•  Steve Ishmael, WR/S, North Miami Beach (2014): What more can you say about perhaps one of the best two-way performers in the state? This is a talented, quick athlete who does the little things to get into the end zone. On defense, he will hit you and pick you clean.

•  Travis Liburd, RB/DB, Piper (2016): One of the players who will really make a huge impact this coming season. A very young performer who is athletic and has the speed to give the Bengals a threat from anywhere on the field. This is going to be one to keep an eye on.

•  Rashad Maine, DE, Miami Carol City (2014): Another prospect we watched on the offensive line last year for the Chiefs, but this spring he has blown up as a defensive player — and in the events we have watched him at, he has shown that he will certainly be in the offensive backfield a lot in 2013.

•  Gerald Nesbitt, DL, Fort Lauderdale (2014): It’s safe to say that this is going to be one of those prospects who totally used this spring to elevate his status. This is a quality football talent who will get after you on defense but also has the strength and athletic ability to play on the offensive line.

•  Lorenza Thomas, LB, Deerfield Beach (2014): The Bucks have plenty of athletes, but this is one that has to turn your head — a little bit. He can run, drop into coverage and even play tight end on the offensive side of the ball. Will end up being one of the top prospects at his position.

•  Victor Young, LB, Miami-Dade Christian (2014): One of the key returnees from the Crusaders’ best season ever, finishing second in the state among 2A schools, this is indeed a very impressive football player who will one of the leaders on the team. His ability to make plays is something that everyone has watched. Will be a very good player once again this season.

There are many more — and as you know — I will bring them all to you during the rest of the spring and into the summer.

We are always looking to help promote our area recruits for the current classes of 2014, 2015, 2016 and 2017. All you have to do is send a YouTube or URL link and information about the athlete to: Larry Blustein at

Read more Larry Blustein stories from the Miami Herald

  • In My Opinion

    Flanagan football team a true contender

    Devin Bush remembers when it happened. The time and place where his Flanagan High football program had finally turned that corner and became a team that was no longer a pretender in the race to get to the state championship game.

Columbus High football coach Chris Merritt.

    In My Opinion

    Columbus High football has abundance of talent, experience

    When Miami Columbus head coach Chris Merritt and his assistants looked back on the 2013 football season, the lack of experience jumped out as the reason his team failed to win the district and posted an “average” 7-5 record.

  • In My Opinion

    Despite losing coach and senior talent, Miramar poised to reload

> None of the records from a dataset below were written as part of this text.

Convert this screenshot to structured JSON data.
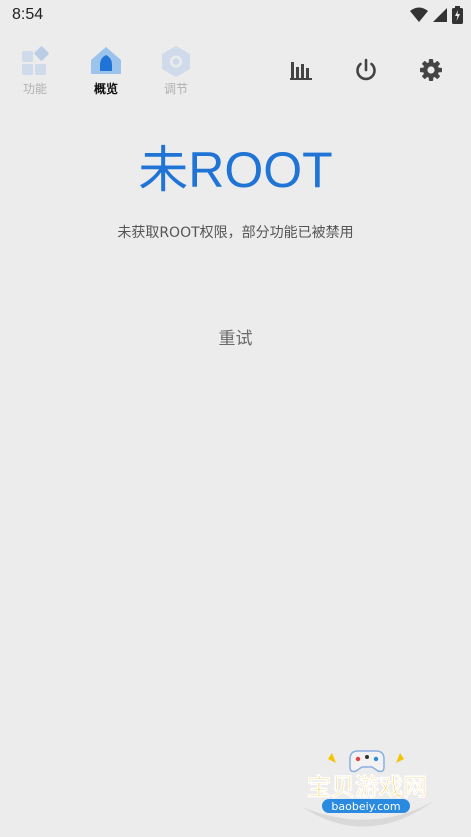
{
  "status_bar": {
    "time": "8:54",
    "icons": [
      "wifi-icon",
      "signal-icon",
      "battery-charging-icon"
    ]
  },
  "tabs": [
    {
      "label": "功能",
      "icon": "grid-diamond-icon",
      "active": false
    },
    {
      "label": "概览",
      "icon": "home-icon",
      "active": true
    },
    {
      "label": "调节",
      "icon": "hexagon-icon",
      "active": false
    }
  ],
  "actions": {
    "monitor_icon": "bar-chart-icon",
    "power_icon": "power-icon",
    "settings_icon": "gear-icon"
  },
  "main": {
    "title": "未ROOT",
    "description": "未获取ROOT权限，部分功能已被禁用",
    "retry_label": "重试"
  },
  "watermark": {
    "text": "宝贝游戏网",
    "url": "baobeiy.com"
  },
  "colors": {
    "accent": "#1f74d6",
    "background": "#ececec",
    "icon_inactive": "#c5d6ea"
  }
}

    Although this program has been one of the best in Florida over the past five years, some felt that Miramar might fall from the elite this upcoming season after losing coach Damon Cogdell and a quality class of seniors.

Miami Herald

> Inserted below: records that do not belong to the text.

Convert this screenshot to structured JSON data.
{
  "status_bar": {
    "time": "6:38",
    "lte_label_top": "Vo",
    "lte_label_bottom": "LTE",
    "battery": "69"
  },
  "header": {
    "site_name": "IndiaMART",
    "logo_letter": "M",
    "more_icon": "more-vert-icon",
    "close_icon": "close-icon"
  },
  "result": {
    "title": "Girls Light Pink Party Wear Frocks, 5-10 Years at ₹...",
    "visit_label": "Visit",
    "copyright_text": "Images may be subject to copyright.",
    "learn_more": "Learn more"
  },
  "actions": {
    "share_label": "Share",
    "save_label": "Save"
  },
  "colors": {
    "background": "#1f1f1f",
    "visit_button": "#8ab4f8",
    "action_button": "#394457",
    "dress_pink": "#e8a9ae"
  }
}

Join the

The Miami Herald is pleased to provide this opportunity to share information, experiences and observations about what's in the news. Some of the comments may be reprinted elsewhere on the site or in the newspaper. We encourage lively, open debate on the issues of the day, and ask that you refrain from profanity, hate speech, personal comments and remarks that are off point. Thank you for taking the time to offer your thoughts.

The Miami Herald uses Facebook's commenting system. You need to log in with a Facebook account in order to comment. If you have questions about commenting with your Facebook account, click here.

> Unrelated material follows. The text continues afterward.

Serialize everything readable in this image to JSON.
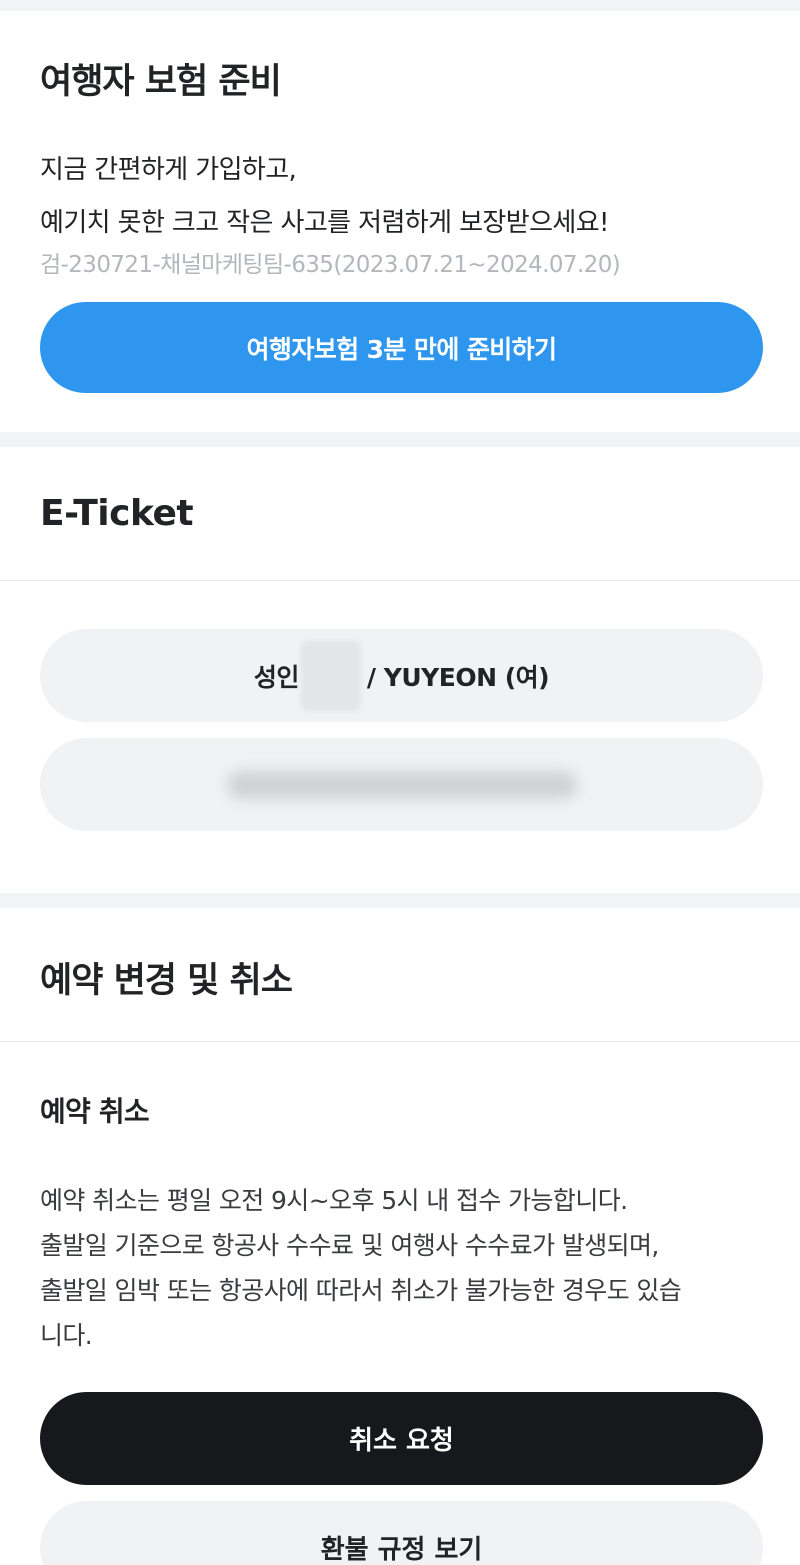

Have a news tip? You can send it anonymously. Click here to send us your tip - or - consider joining the Public Insight Network and become a source for The Miami Herald and el Nuevo Herald.

Hide Comments

This affects comments on all stories.

Cancel OK

  • Marketplace

Today's Circulars

  • Quick Job Search

Enter Keyword(s) Enter City Select a State Select a Category